#161 to #147 - karmakoala
Reply +5
(06/15/2013) [-]
Don't call me Suzy
#24 - duskmane ONLINE
Reply +56
(06/14/2013) [-]
I'm saving this.
I've not had such fun with words in ages.
#175 to #24 - thenewneone
Reply -5
(06/15/2013) [-]
You must be fun at parties.
#126 - mamen
Reply +49
(06/15/2013) [-]
Thought this poem was about rape after reading the first few lines.
#178 - alawabidingcitizen
Reply +34
(06/15/2013) [-]
Started trying to do it. Stopped.   
"How long is this?"   
Check to see.   
MFW
Started trying to do it. Stopped.
"How long is this?"
Check to see.
MFW
#179 to #178 - pongprofessor
Reply +4
(06/15/2013) [-]
That's exactly what i did lol
That's exactly what i did lol
#48 - trolljunkusa ONLINE
Reply +17
(06/15/2013) [-]
I did this poem for poetry out loud. Really ******* easy now
#51 to #48 - Awesomenessniss [OP]
Reply +3
(06/15/2013) [-]
How the Hell do you memorize this?
#54 to #51 - trolljunkusa ONLINE
Reply +33
(06/15/2013) [-]
Very carefully.
#118 to #51 - carthos
Reply +4
(06/15/2013) [-]
what if... what if he was allowed to read it from his paper
#158 - puppetstigma **User deleted account**
+24
has deleted their comment [-]
#162 to #158 - lemoron
Reply +12
(06/15/2013) [-]
mine too
#165 to #162 - puppetstigma **User deleted account**
+10
has deleted their comment [-]
#167 to #165 - lemoron
Reply +12
(06/15/2013) [-]
that's my asshole for you
#169 to #167 - puppetstigma **User deleted account**
+7
has deleted their comment [-]
#170 to #169 - lemoron
Reply +7
(06/15/2013) [-]
if you really want a lick...
#172 to #170 - puppetstigma **User deleted account**
0
has deleted their comment [-]
#205 - therulethirtyfour
Reply +20
(06/15/2013) [-]
As an English teacher I have this (abbreviated) posted in my classroom and tell students that if they pronounce all of the words correctly they automatically get A's on their vocabulary tests and don't have to take them.

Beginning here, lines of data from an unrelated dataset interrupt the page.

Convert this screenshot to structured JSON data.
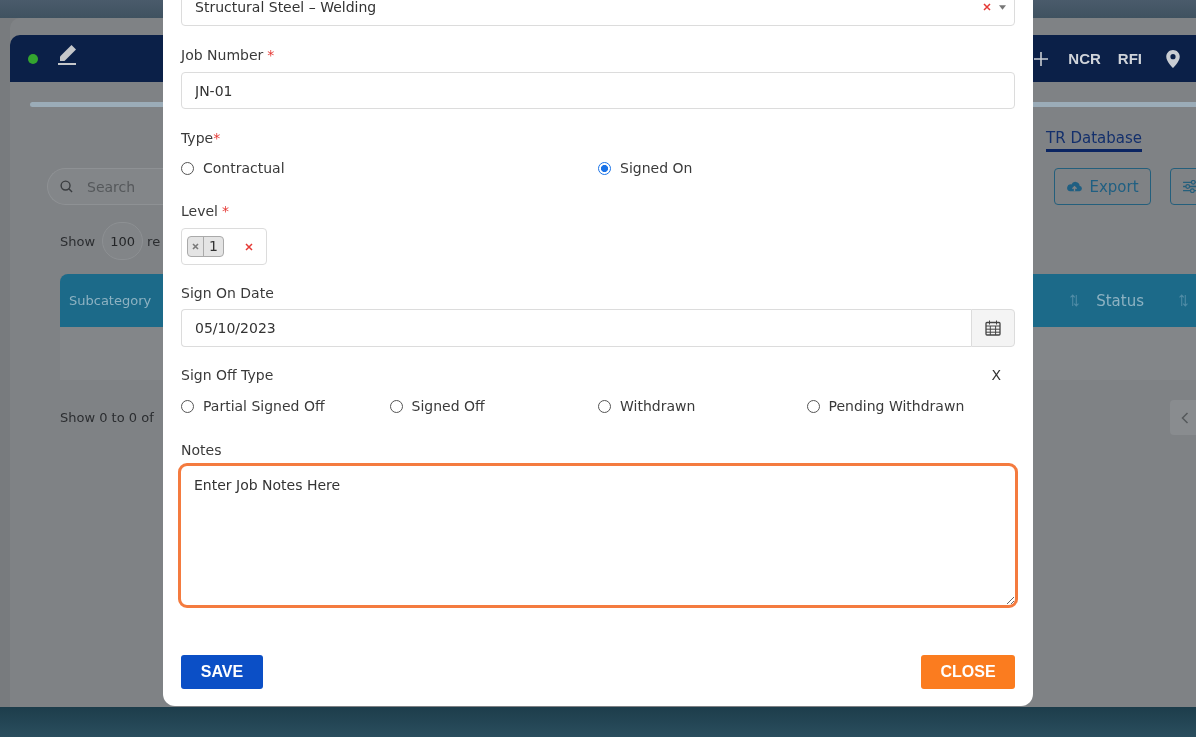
{
  "background_app": {
    "header_links": [
      "NCR",
      "RFI"
    ],
    "tab": {
      "label": "TR Database",
      "selected": true
    },
    "search": {
      "placeholder": "Search"
    },
    "export_button": "Export",
    "page_size": {
      "label": "Show",
      "value": "100",
      "label_after": "re"
    },
    "table": {
      "columns": [
        "Subcategory",
        "Status"
      ]
    },
    "footer_info": "Show 0 to 0 of"
  },
  "modal": {
    "category": {
      "value": "Structural Steel – Welding"
    },
    "job_number": {
      "label": "Job Number",
      "required_mark": "*",
      "value": "JN-01"
    },
    "type": {
      "label": "Type",
      "required_mark": "*",
      "options": [
        {
          "label": "Contractual",
          "selected": false
        },
        {
          "label": "Signed On",
          "selected": true
        }
      ]
    },
    "level": {
      "label": "Level",
      "required_mark": "*",
      "tags": [
        "1"
      ]
    },
    "sign_on_date": {
      "label": "Sign On Date",
      "value": "05/10/2023"
    },
    "sign_off_type": {
      "label": "Sign Off Type",
      "clear": "X",
      "options": [
        {
          "label": "Partial Signed Off",
          "selected": false
        },
        {
          "label": "Signed Off",
          "selected": false
        },
        {
          "label": "Withdrawn",
          "selected": false
        },
        {
          "label": "Pending Withdrawn",
          "selected": false
        }
      ]
    },
    "notes": {
      "label": "Notes",
      "value": "Enter Job Notes Here",
      "focused": true
    },
    "buttons": [
      {
        "label": "SAVE",
        "kind": "primary"
      },
      {
        "label": "CLOSE",
        "kind": "secondary"
      }
    ]
  }
}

Many have tried, only one has succeeded.

>What my other students sound like when they attempt to read it.
#243 to #205 - anticitezenone
Reply +2
(06/15/2013) [-]
a few words i can't really know what they sound like because i've never seen them before, but otherwise i would love to not take vocab tests
#212 - captchakid
Reply +16
(06/15/2013) [-]
Easy. Might have missed a few words here and there since I had previously never heard of or said them before.
#217 to #212 - CaptainWaffles
Reply 0
(06/15/2013) [-]
Same here.
#192 - teenytinyspider
Reply +12
(06/15/2013) [-]
Mfw just a few of these words I didn't even know how to pronounce.

And I'm generally extremely good in English too.
#250 to #192 - maucorn **User deleted account**
0
has deleted their comment [-]
#251 to #250 - teenytinyspider
Reply 0
(06/15/2013) [-]
But you don't understand, I'm a writer of sorts, I have to have a good grasp of the English language.
#253 to #251 - maucorn **User deleted account**
+1
has deleted their comment [-]
#211 to #192 - lemleet
Reply +1
(06/15/2013) [-]
same here